Verizon Wireless customers will soon be able to get their hands on the much-anticipated Google Android phone called the Droid.
Verizon and Motorola officially unveiled the device, which, like most smartphones of its class, will cost $199 with a two-year contract. And it will be available to consumers starting November 6.
The device offers voice-activated search that allows users to speak a query, and the Google-powered search engine delivers Web results or device-native results such as stored contacts, music, and photos. The voice search also works with the new turn-by-turn directions for Google Maps. It allows users to view geographic information, such as My Maps, Wikipedia entries, and transit lines on the map.
In its online and retail stores, Microsoft is selling computers loaded with all of its online software, including its Windows Live, Zune, and Security Essentials products.
Results of the Windows 7 upgrade poll
Yahoo says in a regulatory filing that the companies have agreed to extend the deadline by which they will have a definitive agreement.
Hector Ruiz, the former CEO and chairman of Advanced Micro Devices, has been linked to the insider-trading case.
Cisco Systems plans to buy a Web-based security software company called ScanSafe, marking the third announced acquisition this month.

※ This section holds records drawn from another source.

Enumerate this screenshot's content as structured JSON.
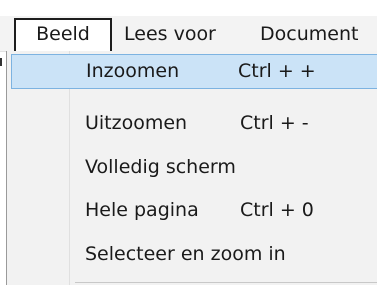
{
  "menubar": {
    "items": [
      {
        "label": "Beeld"
      },
      {
        "label": "Lees voor"
      },
      {
        "label": "Document"
      }
    ]
  },
  "dropdown": {
    "items": [
      {
        "label": "Inzoomen",
        "shortcut": "Ctrl + +",
        "highlighted": true
      },
      {
        "label": "Uitzoomen",
        "shortcut": "Ctrl + -"
      },
      {
        "label": "Volledig scherm",
        "shortcut": ""
      },
      {
        "label": "Hele pagina",
        "shortcut": "Ctrl + 0"
      },
      {
        "label": "Selecteer en zoom in",
        "shortcut": ""
      }
    ]
  },
  "colors": {
    "highlight_bg": "#cbe3f7",
    "highlight_border": "#7db3e1",
    "menu_bg": "#f2f2f2"
  }
}
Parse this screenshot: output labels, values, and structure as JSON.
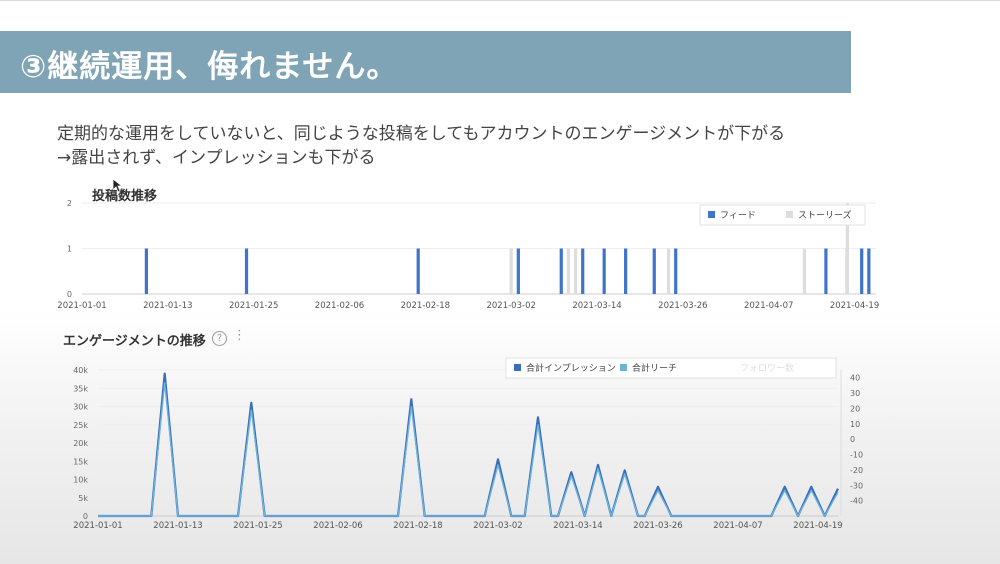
{
  "slide": {
    "title": "③継続運用、侮れません。",
    "desc_line1": "定期的な運用をしていないと、同じような投稿をしてもアカウントのエンゲージメントが下がる",
    "desc_line2": "→露出されず、インプレッションも下がる"
  },
  "icons": {
    "help": "question-circle-icon",
    "more": "vertical-dots-icon",
    "cursor": "mouse-pointer-icon"
  },
  "colors": {
    "banner": "#7fa4b5",
    "feed": "#3f74cc",
    "stories": "#dddddd",
    "impressions": "#3a6fb8",
    "reach": "#6cb3dd"
  },
  "chart_data": [
    {
      "type": "bar",
      "title": "投稿数推移",
      "x_tick_labels": [
        "2021-01-01",
        "2021-01-13",
        "2021-01-25",
        "2021-02-06",
        "2021-02-18",
        "2021-03-02",
        "2021-03-14",
        "2021-03-26",
        "2021-04-07",
        "2021-04-19"
      ],
      "x_range": [
        "2021-01-01",
        "2021-04-22"
      ],
      "y_ticks": [
        "0",
        "1",
        "2"
      ],
      "ylim": [
        0,
        2
      ],
      "legend_position": "top-right",
      "series": [
        {
          "name": "フィード",
          "color": "#3f74cc",
          "points": [
            [
              "2021-01-10",
              1
            ],
            [
              "2021-01-24",
              1
            ],
            [
              "2021-02-17",
              1
            ],
            [
              "2021-03-03",
              1
            ],
            [
              "2021-03-09",
              1
            ],
            [
              "2021-03-12",
              1
            ],
            [
              "2021-03-15",
              1
            ],
            [
              "2021-03-18",
              1
            ],
            [
              "2021-03-22",
              1
            ],
            [
              "2021-03-25",
              1
            ],
            [
              "2021-04-15",
              1
            ],
            [
              "2021-04-18",
              1
            ],
            [
              "2021-04-20",
              1
            ],
            [
              "2021-04-21",
              1
            ]
          ]
        },
        {
          "name": "ストーリーズ",
          "color": "#dddddd",
          "points": [
            [
              "2021-03-02",
              1
            ],
            [
              "2021-03-10",
              1
            ],
            [
              "2021-03-11",
              1
            ],
            [
              "2021-03-24",
              1
            ],
            [
              "2021-04-12",
              1
            ],
            [
              "2021-04-18",
              2
            ]
          ]
        }
      ]
    },
    {
      "type": "line",
      "title": "エンゲージメントの推移",
      "x_tick_labels": [
        "2021-01-01",
        "2021-01-13",
        "2021-01-25",
        "2021-02-06",
        "2021-02-18",
        "2021-03-02",
        "2021-03-14",
        "2021-03-26",
        "2021-04-07",
        "2021-04-19"
      ],
      "x_range": [
        "2021-01-01",
        "2021-04-22"
      ],
      "y_left_ticks": [
        "0",
        "5k",
        "10k",
        "15k",
        "20k",
        "25k",
        "30k",
        "35k",
        "40k"
      ],
      "ylim_left": [
        0,
        40000
      ],
      "y_right_ticks": [
        "40",
        "30",
        "20",
        "10",
        "0",
        "-10",
        "-20",
        "-30",
        "-40"
      ],
      "ylim_right": [
        -50,
        45
      ],
      "legend_position": "top-right",
      "series": [
        {
          "name": "合計インプレッション",
          "color": "#3a6fb8",
          "axis": "left",
          "x": [
            "2021-01-01",
            "2021-01-09",
            "2021-01-11",
            "2021-01-13",
            "2021-01-22",
            "2021-01-24",
            "2021-01-26",
            "2021-02-15",
            "2021-02-17",
            "2021-02-19",
            "2021-02-28",
            "2021-03-02",
            "2021-03-04",
            "2021-03-06",
            "2021-03-08",
            "2021-03-10",
            "2021-03-11",
            "2021-03-13",
            "2021-03-15",
            "2021-03-17",
            "2021-03-19",
            "2021-03-21",
            "2021-03-23",
            "2021-03-24",
            "2021-03-26",
            "2021-03-28",
            "2021-04-12",
            "2021-04-14",
            "2021-04-16",
            "2021-04-18",
            "2021-04-20",
            "2021-04-22"
          ],
          "y": [
            0,
            0,
            39000,
            0,
            0,
            31000,
            0,
            0,
            32000,
            0,
            0,
            15500,
            0,
            0,
            27000,
            0,
            0,
            12000,
            0,
            14000,
            0,
            12500,
            0,
            0,
            8000,
            0,
            0,
            8000,
            0,
            8000,
            0,
            7500
          ]
        },
        {
          "name": "合計リーチ",
          "color": "#6cb3dd",
          "axis": "left",
          "x": [
            "2021-01-01",
            "2021-01-09",
            "2021-01-11",
            "2021-01-13",
            "2021-01-22",
            "2021-01-24",
            "2021-01-26",
            "2021-02-15",
            "2021-02-17",
            "2021-02-19",
            "2021-02-28",
            "2021-03-02",
            "2021-03-04",
            "2021-03-06",
            "2021-03-08",
            "2021-03-10",
            "2021-03-11",
            "2021-03-13",
            "2021-03-15",
            "2021-03-17",
            "2021-03-19",
            "2021-03-21",
            "2021-03-23",
            "2021-03-24",
            "2021-03-26",
            "2021-03-28",
            "2021-04-12",
            "2021-04-14",
            "2021-04-16",
            "2021-04-18",
            "2021-04-20",
            "2021-04-22"
          ],
          "y": [
            0,
            0,
            36500,
            0,
            0,
            29000,
            0,
            0,
            30000,
            0,
            0,
            14000,
            0,
            0,
            25000,
            0,
            0,
            11000,
            0,
            13000,
            0,
            11500,
            0,
            0,
            7000,
            0,
            0,
            7000,
            0,
            7000,
            0,
            6500
          ]
        }
      ],
      "legend_extra": "フォロワー数"
    }
  ]
}
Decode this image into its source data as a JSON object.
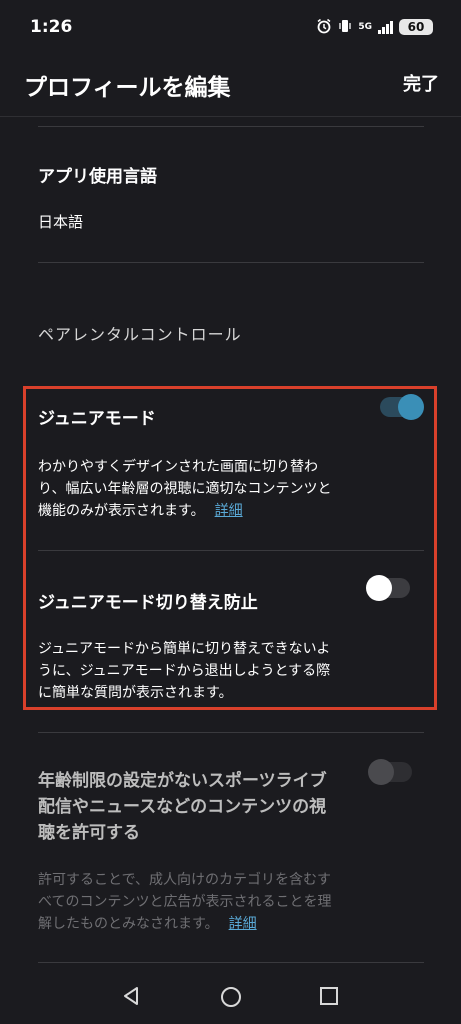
{
  "status": {
    "time": "1:26",
    "network": "5G",
    "battery": "60"
  },
  "header": {
    "title": "プロフィールを編集",
    "done_label": "完了"
  },
  "language": {
    "title": "アプリ使用言語",
    "value": "日本語"
  },
  "parental": {
    "label": "ペアレンタルコントロール"
  },
  "junior_mode": {
    "title": "ジュニアモード",
    "desc_line1": "わかりやすくデザインされた画面に切り替わ",
    "desc_line2": "り、幅広い年齢層の視聴に適切なコンテンツと",
    "desc_line3": "機能のみが表示されます。",
    "detail_label": "詳細",
    "enabled": true
  },
  "switch_lock": {
    "title": "ジュニアモード切り替え防止",
    "desc_line1": "ジュニアモードから簡単に切り替えできないよ",
    "desc_line2": "うに、ジュニアモードから退出しようとする際",
    "desc_line3": "に簡単な質問が表示されます。",
    "enabled": false
  },
  "sports_live": {
    "title_line1": "年齢制限の設定がないスポーツライブ",
    "title_line2": "配信やニュースなどのコンテンツの視",
    "title_line3": "聴を許可する",
    "desc_line1": "許可することで、成人向けのカテゴリを含むす",
    "desc_line2": "べてのコンテンツと広告が表示されることを理",
    "desc_line3": "解したものとみなされます。",
    "detail_label": "詳細",
    "enabled": false,
    "disabled": true
  },
  "colors": {
    "background": "#1b1b1f",
    "highlight_border": "#d9402b",
    "link": "#5aa9d6",
    "toggle_on": "#3a8fb7"
  }
}
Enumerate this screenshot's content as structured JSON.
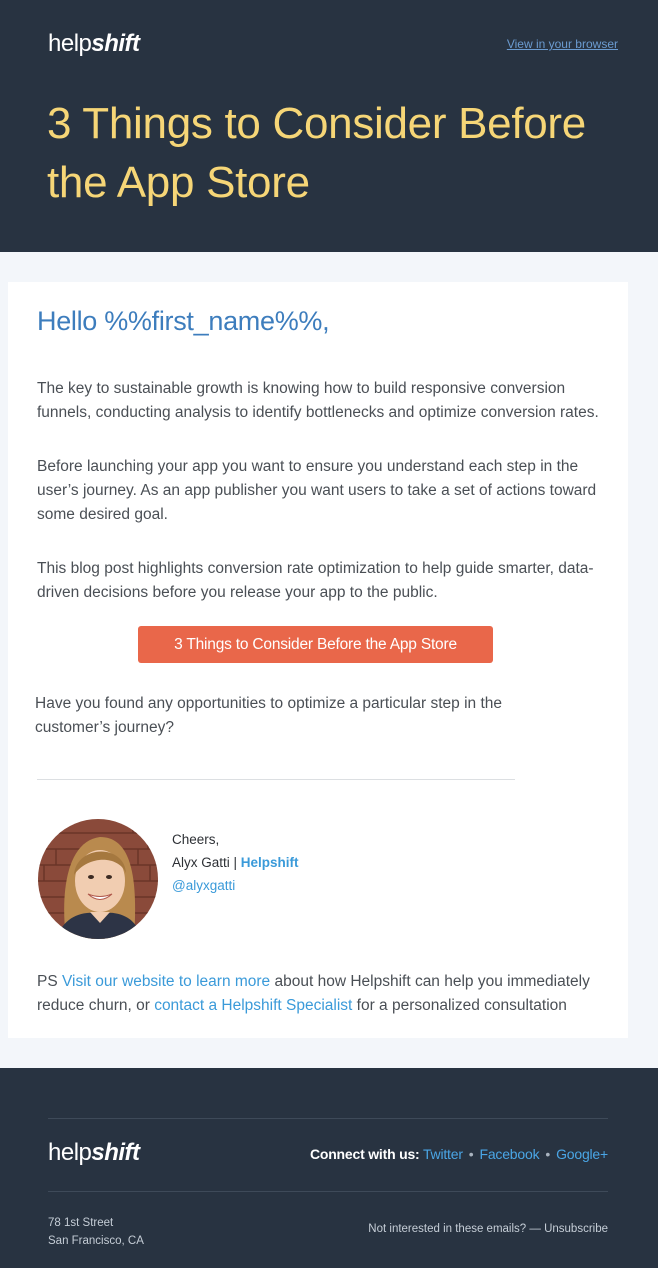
{
  "header": {
    "logo_light": "help",
    "logo_bold": "shift",
    "view_in_browser": "View in your browser",
    "title": "3 Things to Consider Before the App Store"
  },
  "body": {
    "greeting": "Hello %%first_name%%,",
    "paragraph_1": "The key to sustainable growth is knowing how to build responsive conversion funnels, conducting analysis to identify bottlenecks and optimize conversion rates.",
    "paragraph_2": "Before launching your app you want to ensure you understand each step in the user’s journey. As an app publisher you want users to take a set of actions toward some desired goal.",
    "paragraph_3": "This blog post highlights conversion rate optimization to help guide smarter, data-driven decisions before you release your app to the public.",
    "cta_label": "3 Things to Consider Before the App Store",
    "question": "Have you found any opportunities to optimize a particular step in the customer’s journey?"
  },
  "signature": {
    "closing": "Cheers,",
    "name": "Alyx Gatti",
    "separator": " | ",
    "company": "Helpshift",
    "handle": "@alyxgatti"
  },
  "ps": {
    "prefix": "PS ",
    "link_1": "Visit our website to learn more",
    "middle": " about how Helpshift can help you immediately reduce churn, or ",
    "link_2": "contact a Helpshift Specialist",
    "suffix": " for a personalized consultation"
  },
  "footer": {
    "logo_light": "help",
    "logo_bold": "shift",
    "connect_label": "Connect with us:",
    "social": [
      "Twitter",
      "Facebook",
      "Google+"
    ],
    "social_separator": "•",
    "address_line_1": "78 1st Street",
    "address_line_2": "San Francisco, CA",
    "unsubscribe_prefix": "Not interested in these emails? — ",
    "unsubscribe_label": "Unsubscribe"
  },
  "colors": {
    "header_bg": "#283341",
    "title_yellow": "#f6d677",
    "greeting_blue": "#3d7dbd",
    "link_blue": "#3a9ad9",
    "cta_orange": "#e9674a"
  }
}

After continued scrutiny from privacy advocates, Facebook has explained the difference between deleting and deactivating accounts.
Although the company hasn't put a long-term revenue strategy in place, one of its backers says Twitter didn't raise $100 million last month out of a need for cash.
Revenue from chip sales is expected to rise in the fourth quarter. Still, iSuppli adds a good dose of caution to its report.
Google is giving users of its Voice service a way to forward missed cell phone calls to its free voice mail service while retaining their usual cell phone number.
The open-source Drupal package now is used to power WhiteHouse.gov. But please don't conflate open source and open governance.
In a speech on global health, Bill and Melinda Gates tout some successes but also call for more action to nearly halve the number of childhood deaths worldwide within 15 years.
Also of note